Don’t just cosplay as a cowboy or cowgirl at this year’s National Western Stock Show (January 6 through 21). Kyndal Reitzenstein, a longtime livestock judge and rancher from Kersey, teaches us how to spot a prize-winning steer.

1. Look at the steer, a neutered male raised for its beef, from behind. A broad top—just like a muscular back or torso on a human—indicates it’s got the muscle, also known as meatiness, for plenty of steaks.

2. If the lower chest—aka the brisket—is overly large and sagging, that could mean the animal has too much fat for good eating.

3. Feel the steer’s ribs and shoulder blades. There should be about a centimeter of fat on both. If you only notice hide and bone, the animal is too thin.

4. Take in the whole steer from the side, then imagine it divided into thirds: front, middle, and rear. Is one section chunkier than the others? Is one particularly lean? Each third should flow smoothly into the next, a characteristic called balance.

5. Finally, watch it walk. Cattle with good structure shouldn’t have any defects that restrict movement, such as feet that point in or out. Their legs should be straight, not bowed, and their backs should be long and flat. A graceful steer is a tasty steer.

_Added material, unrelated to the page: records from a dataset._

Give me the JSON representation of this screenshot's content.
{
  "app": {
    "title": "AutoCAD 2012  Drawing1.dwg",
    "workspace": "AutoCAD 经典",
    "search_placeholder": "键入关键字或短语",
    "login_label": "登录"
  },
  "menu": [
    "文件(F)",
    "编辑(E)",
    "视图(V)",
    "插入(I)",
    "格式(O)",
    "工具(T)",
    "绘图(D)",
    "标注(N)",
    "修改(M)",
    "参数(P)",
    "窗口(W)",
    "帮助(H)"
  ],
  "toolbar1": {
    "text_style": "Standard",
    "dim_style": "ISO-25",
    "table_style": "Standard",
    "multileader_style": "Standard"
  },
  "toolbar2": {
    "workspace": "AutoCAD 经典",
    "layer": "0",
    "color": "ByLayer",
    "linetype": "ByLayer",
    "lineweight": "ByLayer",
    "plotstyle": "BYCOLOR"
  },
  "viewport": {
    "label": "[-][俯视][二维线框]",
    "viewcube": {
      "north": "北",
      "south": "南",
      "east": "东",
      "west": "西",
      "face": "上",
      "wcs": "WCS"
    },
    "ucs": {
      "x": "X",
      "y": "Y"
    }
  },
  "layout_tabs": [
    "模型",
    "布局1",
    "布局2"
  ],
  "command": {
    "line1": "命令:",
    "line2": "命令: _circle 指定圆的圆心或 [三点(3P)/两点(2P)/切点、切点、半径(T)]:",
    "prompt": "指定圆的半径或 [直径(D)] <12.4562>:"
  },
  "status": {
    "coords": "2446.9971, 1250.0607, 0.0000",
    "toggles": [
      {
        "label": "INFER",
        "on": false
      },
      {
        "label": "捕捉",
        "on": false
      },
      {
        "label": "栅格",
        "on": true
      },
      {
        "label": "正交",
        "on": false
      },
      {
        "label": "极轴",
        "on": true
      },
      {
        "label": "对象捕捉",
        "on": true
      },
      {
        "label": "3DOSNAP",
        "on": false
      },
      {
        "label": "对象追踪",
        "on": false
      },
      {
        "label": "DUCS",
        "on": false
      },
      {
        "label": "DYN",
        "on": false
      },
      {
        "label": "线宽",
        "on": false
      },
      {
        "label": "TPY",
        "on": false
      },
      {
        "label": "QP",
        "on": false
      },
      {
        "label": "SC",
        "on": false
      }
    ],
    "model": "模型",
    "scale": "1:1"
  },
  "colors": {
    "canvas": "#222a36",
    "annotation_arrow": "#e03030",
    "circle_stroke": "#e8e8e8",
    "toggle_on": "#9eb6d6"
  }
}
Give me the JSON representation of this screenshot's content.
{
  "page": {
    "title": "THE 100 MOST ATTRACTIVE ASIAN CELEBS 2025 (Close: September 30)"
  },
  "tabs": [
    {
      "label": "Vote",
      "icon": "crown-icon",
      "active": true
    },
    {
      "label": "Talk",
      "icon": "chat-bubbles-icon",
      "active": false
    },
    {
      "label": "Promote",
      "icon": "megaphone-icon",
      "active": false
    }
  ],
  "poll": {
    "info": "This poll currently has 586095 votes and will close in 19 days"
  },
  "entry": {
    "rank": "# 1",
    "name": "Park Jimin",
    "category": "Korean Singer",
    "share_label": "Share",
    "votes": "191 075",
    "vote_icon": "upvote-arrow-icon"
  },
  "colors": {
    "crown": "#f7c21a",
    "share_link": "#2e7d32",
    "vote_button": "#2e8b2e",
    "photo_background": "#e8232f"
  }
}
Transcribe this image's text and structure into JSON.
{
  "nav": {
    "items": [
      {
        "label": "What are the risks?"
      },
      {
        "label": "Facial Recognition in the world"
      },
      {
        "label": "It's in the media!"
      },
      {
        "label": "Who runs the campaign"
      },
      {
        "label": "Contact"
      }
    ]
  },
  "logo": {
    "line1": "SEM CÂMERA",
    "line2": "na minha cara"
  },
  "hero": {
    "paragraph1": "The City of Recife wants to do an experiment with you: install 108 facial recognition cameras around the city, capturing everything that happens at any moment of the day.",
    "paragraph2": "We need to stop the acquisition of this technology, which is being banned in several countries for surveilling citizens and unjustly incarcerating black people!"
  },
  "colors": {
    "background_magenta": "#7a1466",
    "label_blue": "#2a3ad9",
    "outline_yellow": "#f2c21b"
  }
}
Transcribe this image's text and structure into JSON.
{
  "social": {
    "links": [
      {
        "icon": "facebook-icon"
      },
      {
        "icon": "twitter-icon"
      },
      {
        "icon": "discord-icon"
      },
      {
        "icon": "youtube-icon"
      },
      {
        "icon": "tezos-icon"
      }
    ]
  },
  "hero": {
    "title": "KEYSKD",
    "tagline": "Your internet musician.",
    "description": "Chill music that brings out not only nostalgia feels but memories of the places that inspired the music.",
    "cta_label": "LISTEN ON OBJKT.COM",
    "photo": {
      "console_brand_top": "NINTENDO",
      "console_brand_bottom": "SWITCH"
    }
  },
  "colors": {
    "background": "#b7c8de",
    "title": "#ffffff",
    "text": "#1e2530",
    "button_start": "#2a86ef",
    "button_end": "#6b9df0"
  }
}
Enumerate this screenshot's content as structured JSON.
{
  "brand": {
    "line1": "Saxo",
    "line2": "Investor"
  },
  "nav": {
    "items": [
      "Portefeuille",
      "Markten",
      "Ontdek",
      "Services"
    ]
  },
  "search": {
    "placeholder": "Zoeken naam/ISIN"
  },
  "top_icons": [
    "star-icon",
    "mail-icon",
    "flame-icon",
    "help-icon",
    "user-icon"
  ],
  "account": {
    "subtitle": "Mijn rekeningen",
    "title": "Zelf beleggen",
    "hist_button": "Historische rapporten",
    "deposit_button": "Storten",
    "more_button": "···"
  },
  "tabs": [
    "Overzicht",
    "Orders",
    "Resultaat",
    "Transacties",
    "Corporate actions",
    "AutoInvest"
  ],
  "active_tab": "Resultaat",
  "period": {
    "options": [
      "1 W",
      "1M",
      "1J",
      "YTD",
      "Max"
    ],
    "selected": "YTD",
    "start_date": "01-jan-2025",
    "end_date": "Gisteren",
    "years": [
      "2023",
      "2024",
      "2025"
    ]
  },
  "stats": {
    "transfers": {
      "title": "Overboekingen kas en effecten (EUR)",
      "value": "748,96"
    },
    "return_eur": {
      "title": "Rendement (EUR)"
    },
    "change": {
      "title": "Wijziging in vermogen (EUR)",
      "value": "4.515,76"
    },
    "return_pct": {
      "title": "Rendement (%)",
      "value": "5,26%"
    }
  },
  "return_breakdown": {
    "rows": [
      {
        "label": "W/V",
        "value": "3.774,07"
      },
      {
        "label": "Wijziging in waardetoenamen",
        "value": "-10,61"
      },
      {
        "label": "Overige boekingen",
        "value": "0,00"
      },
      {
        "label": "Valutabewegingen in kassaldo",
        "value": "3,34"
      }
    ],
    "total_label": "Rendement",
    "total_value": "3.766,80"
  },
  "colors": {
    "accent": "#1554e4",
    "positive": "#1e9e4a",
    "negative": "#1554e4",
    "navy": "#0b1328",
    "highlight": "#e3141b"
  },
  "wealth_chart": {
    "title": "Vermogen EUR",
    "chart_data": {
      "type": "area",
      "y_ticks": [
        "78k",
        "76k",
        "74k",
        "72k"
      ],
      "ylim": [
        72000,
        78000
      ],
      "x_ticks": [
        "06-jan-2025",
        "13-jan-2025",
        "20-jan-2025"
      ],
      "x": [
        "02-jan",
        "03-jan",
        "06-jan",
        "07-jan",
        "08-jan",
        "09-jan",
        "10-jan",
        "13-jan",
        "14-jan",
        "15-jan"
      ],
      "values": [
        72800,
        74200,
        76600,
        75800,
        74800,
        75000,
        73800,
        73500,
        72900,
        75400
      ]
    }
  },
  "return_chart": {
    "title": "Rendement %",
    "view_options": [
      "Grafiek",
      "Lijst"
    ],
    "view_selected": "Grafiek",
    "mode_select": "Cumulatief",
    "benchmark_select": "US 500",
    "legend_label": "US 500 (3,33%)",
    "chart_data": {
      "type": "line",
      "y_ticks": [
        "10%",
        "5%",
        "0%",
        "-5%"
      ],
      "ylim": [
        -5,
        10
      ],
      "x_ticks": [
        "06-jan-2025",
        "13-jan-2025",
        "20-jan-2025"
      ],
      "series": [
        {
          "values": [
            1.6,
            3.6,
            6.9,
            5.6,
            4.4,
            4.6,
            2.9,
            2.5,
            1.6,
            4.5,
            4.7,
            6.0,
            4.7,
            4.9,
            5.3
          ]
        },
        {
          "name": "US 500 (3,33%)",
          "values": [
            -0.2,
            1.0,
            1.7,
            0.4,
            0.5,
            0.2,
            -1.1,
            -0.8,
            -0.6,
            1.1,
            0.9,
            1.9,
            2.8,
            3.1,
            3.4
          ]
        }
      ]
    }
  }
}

This article was originally published in 5280 January 2024.
Jay Bouchard
Jay Bouchard
Jay Bouchard is a Denver-based writer and a former editor on 5280's digital team.